__DIRECTIONS FOR THIS TASK__. Where a line of the records holds the string "periods", copy that line.

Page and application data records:

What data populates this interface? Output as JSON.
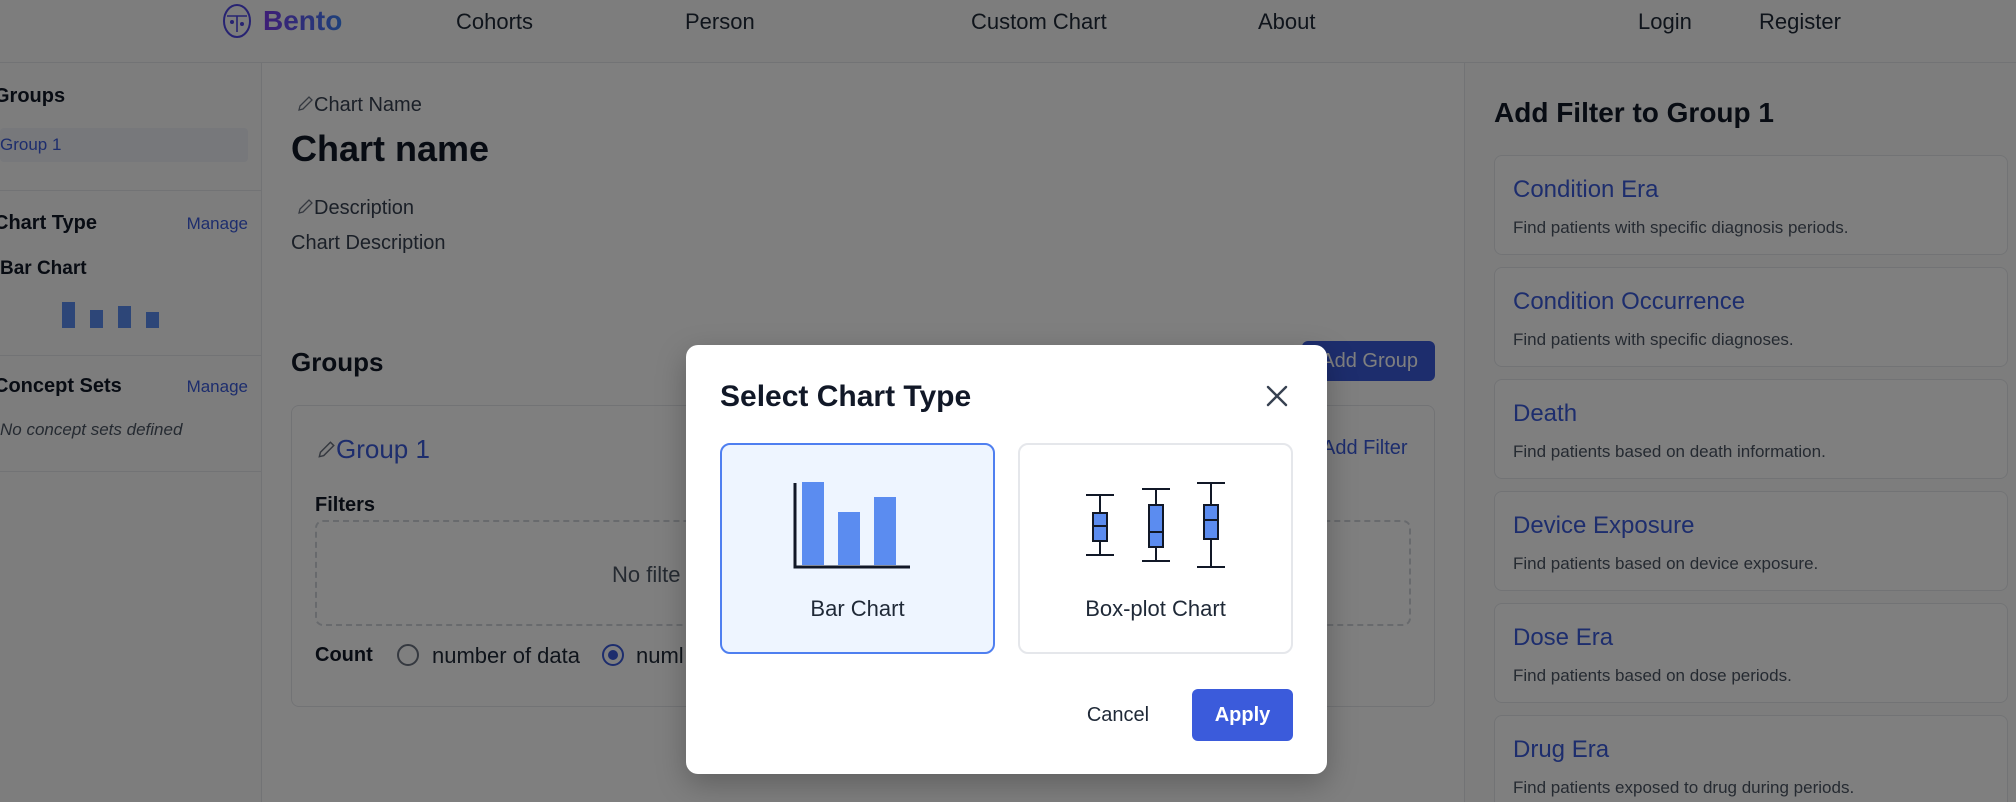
{
  "nav": {
    "brand": "Bento",
    "links": [
      "Cohorts",
      "Person",
      "Custom Chart",
      "About"
    ],
    "login": "Login",
    "register": "Register"
  },
  "sidebar": {
    "groups_title": "Groups",
    "group_item": "Group 1",
    "chart_type_title": "Chart Type",
    "chart_type_manage": "Manage",
    "chart_type_value": "Bar Chart",
    "concept_sets_title": "Concept Sets",
    "concept_sets_manage": "Manage",
    "concept_sets_empty": "No concept sets defined"
  },
  "main": {
    "chart_name_label": "Chart Name",
    "chart_name": "Chart name",
    "description_label": "Description",
    "description": "Chart Description",
    "groups_title": "Groups",
    "add_group": "Add Group",
    "group_name": "Group 1",
    "add_filter": "Add Filter",
    "filters_label": "Filters",
    "no_filters": "No filte",
    "count_label": "Count",
    "count_option_1": "number of data",
    "count_option_2": "numl"
  },
  "right_panel": {
    "title": "Add Filter to Group 1",
    "filters": [
      {
        "title": "Condition Era",
        "desc": "Find patients with specific diagnosis periods."
      },
      {
        "title": "Condition Occurrence",
        "desc": "Find patients with specific diagnoses."
      },
      {
        "title": "Death",
        "desc": "Find patients based on death information."
      },
      {
        "title": "Device Exposure",
        "desc": "Find patients based on device exposure."
      },
      {
        "title": "Dose Era",
        "desc": "Find patients based on dose periods."
      },
      {
        "title": "Drug Era",
        "desc": "Find patients exposed to drug during periods."
      }
    ]
  },
  "modal": {
    "title": "Select Chart Type",
    "options": [
      "Bar Chart",
      "Box-plot Chart"
    ],
    "selected": "Bar Chart",
    "cancel": "Cancel",
    "apply": "Apply"
  },
  "colors": {
    "accent": "#3b5bdb",
    "selected_border": "#4f7ff0",
    "selected_bg": "#eef5ff",
    "bar_fill": "#5b8cf0"
  }
}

__ANSWER SECTION__.
        "desc": "Find patients with specific diagnosis periods."
        "desc": "Find patients based on dose periods."
        "desc": "Find patients exposed to drug during periods."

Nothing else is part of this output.